If you could painlessly wipe out your worst memory, would you do it? What do you think would happen if you did?
This speculative near-future novel has been carefully crafted to serve up a piercing, gripping, thought provoking look at what would happen if technology developed to the point to be able to wipe out a person’s specific memory of an event. The novel circles around the central question of how do painful memories impact our personalities, our happiness, our sense of self, as well as the unfolding choices we make for the rest our lives. And it turns out there’s no singular answer.
The tech company Nepenthe has developed a chemical memory erasure technique. Like all science, the trials start out messy with realizations of just how memories intricately link together, and that wiping out one painful memory can impinge on many more.
Once refined, Nepenthe opened multiple clinics throughout England, which are pricey and discreet to protect the identities of its clients. There are also multiple levels of secrecy and deception for those who do not want other to know what memory has been wiped out, and the self-deception of those who opt to have their own memory of the memory wipe erased as well. This latter choice comes along with accountants, bankers, and lawyers to cover up that the procedure ever took place, leaving no financial trace and rock-solid NDAs in place.

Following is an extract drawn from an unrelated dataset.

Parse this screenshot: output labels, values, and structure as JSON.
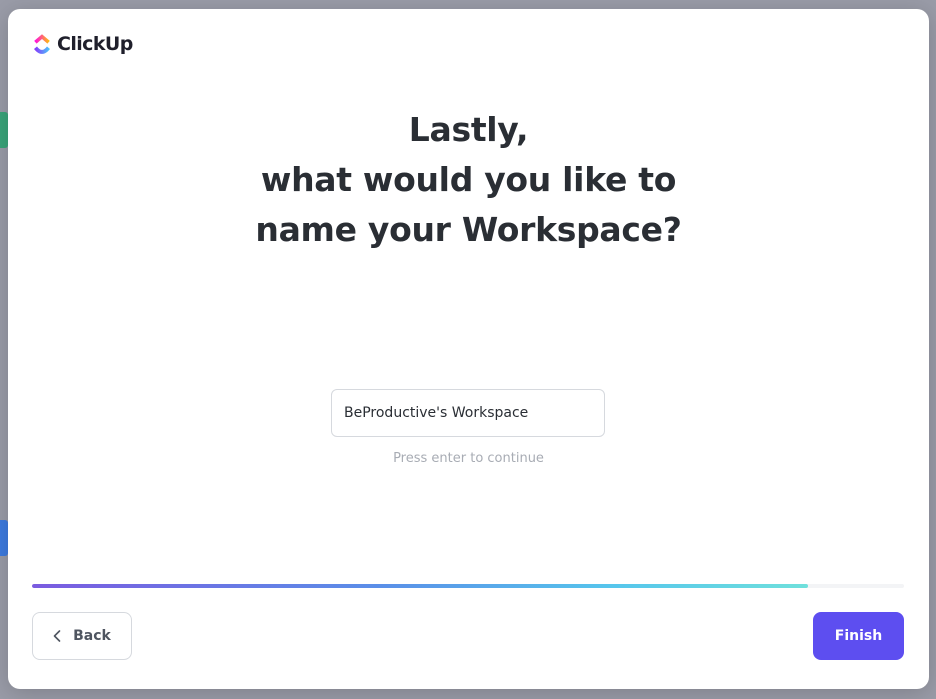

All’s going well, or seems to be, until people who have had the procedure start reporting “memory traces” where the erased memory starts to regenerate. Protests and a class action lawsuit ensue, with the outcome being that those who want their memory restored can have it done and even those who had opted to wipe the memory of having had the procedure get notified that they indeed had a memory wipe and the right to have it restored. Mayhem ensues as no clients know what memory they had erased.
To circle all ethical dimensions of this, the novel sweeps us in and out of the lives of four people who have had memory wipes, as well as Nora and her boss Louise on the professional psychology staff. Among the four client plots we follow, there’s not a deep dive into character development but a variety of situations to ponder, including the erasure of a memory of a police officer involving shame and guilt over an action, by guardians of a troubled youth who want to eradicate childhood memories of both parents dying in a car crash, by a girl erasing her memory of a failed love affair, and a Mom who’s not sure what she’s erased but that it’s revelation may damage her marriage.
Ultimately the novel’s provocative philosophy overrides any of the intersecting plotlines, but I found myself okay with that as I fell deep into thought about the moral ambiguity and unpredictable outcomes of deploying a memory erasure.
In our current age we see this all the time: where our rapid tech developments have outstripped considerations of ethics and morality about deploying new tech. Just because we can do something thanks to advanced tech, does it mean we should?
Thanks to Scribner and NetGalley for an advanced reader’s copy.